Preached last Thursday, Nov 2, 2023 at All Saints, Collingwood, Anglican Diocese of Toronto.

Readings:   Wisdom 3.1-9, Psalm 116:1-8; 1 Pet 1:3-9; John 6:37-40



Tonight we join with other Anglican churches who are rediscovering the deep meaning of All Souls.


I say rediscovered because this service was not part of our Reformed heritage.  The early Reformers saw prayers for the dead as being unnecessary and wrong, in part because of the absolute grace of God in the resurrection of Jesus Christ by whom the dead are also promised resurrection, but also because in the late middle ages the Roman Catholic Church had monetized prayers for the dead as a way of getting them out of Purgatory.


We as Anglicans have never believed in Purgatory and we have never believed that the dead need our prayers.


So why has this service in returned?   


In part because we as North Americans have increasingly turned away from the reality of dead.    Few of us have laid out and washed a loved one’s body.    Many families ask for celebrations of life rather than funerals, which is a well meaning denial of the reality of death.


As Christians, the reality of death is built into our faith in the form of the cross.   Nothing can be more real than death if we look to the cross on Good Friday.    Acknowledging the reality of death gives us permission to mourn as we should, to shed real tears, and feel sorry for ourselves, something that a celebration does not really permit.


But we also know that our faith only asks us to mourn for a while.  If Christ is not raised, as Paul says in First Corinthians, then we are to be pitied (1 Cor 15.19).   


The resurrection assures us that the dead we mourn are safe in the care and love of Christ, and promises us that they, and we, will have life again.


Until then, our prayers for the dead are an acknowledgement of our loss, but they are also an acknowledgement of our love and our hope.   What is prayer really but the expression of love and hope? 


And that hope is buttressed by the yesterday, the Feast of All Saints, and our belief that the dead join in the great communion of saints where they join with God and the Lamb in love and prayer for us.   

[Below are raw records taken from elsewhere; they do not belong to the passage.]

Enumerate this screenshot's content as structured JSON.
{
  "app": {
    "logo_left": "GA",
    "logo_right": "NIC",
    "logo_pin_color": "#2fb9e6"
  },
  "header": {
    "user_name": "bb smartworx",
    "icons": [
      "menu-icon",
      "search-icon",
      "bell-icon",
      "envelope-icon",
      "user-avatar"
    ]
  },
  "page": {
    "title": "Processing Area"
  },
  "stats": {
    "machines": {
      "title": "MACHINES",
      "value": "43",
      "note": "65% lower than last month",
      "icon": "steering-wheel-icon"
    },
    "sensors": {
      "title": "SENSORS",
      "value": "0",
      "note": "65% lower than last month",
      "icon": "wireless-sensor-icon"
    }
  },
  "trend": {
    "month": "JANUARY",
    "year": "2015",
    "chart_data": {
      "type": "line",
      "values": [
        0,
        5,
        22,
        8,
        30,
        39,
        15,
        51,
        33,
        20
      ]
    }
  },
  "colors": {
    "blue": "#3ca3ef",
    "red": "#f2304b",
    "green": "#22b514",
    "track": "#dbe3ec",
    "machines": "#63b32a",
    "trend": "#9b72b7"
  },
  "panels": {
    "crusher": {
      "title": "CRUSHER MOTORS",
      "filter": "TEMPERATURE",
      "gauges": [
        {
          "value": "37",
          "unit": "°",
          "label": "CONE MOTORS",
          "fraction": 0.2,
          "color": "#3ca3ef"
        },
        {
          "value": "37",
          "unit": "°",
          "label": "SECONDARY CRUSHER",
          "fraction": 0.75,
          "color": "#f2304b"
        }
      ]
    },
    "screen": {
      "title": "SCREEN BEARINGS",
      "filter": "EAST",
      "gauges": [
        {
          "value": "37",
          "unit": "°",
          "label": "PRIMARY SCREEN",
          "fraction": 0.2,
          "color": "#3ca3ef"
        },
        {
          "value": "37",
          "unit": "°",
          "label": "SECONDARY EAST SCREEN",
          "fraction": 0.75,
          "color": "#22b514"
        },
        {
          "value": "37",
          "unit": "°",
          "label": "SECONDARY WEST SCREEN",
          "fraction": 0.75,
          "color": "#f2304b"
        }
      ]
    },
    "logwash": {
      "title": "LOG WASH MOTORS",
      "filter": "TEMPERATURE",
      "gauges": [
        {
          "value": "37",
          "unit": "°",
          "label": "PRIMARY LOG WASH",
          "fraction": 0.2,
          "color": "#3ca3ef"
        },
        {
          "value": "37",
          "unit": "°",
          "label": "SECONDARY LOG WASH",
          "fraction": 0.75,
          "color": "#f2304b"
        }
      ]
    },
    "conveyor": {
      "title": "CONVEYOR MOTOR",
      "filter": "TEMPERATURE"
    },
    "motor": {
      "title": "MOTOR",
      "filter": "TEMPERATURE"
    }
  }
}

So,  when we pray for the dead, we say, in effect, I love you, I miss you, I’m glad you’re safe, I’ll see you again.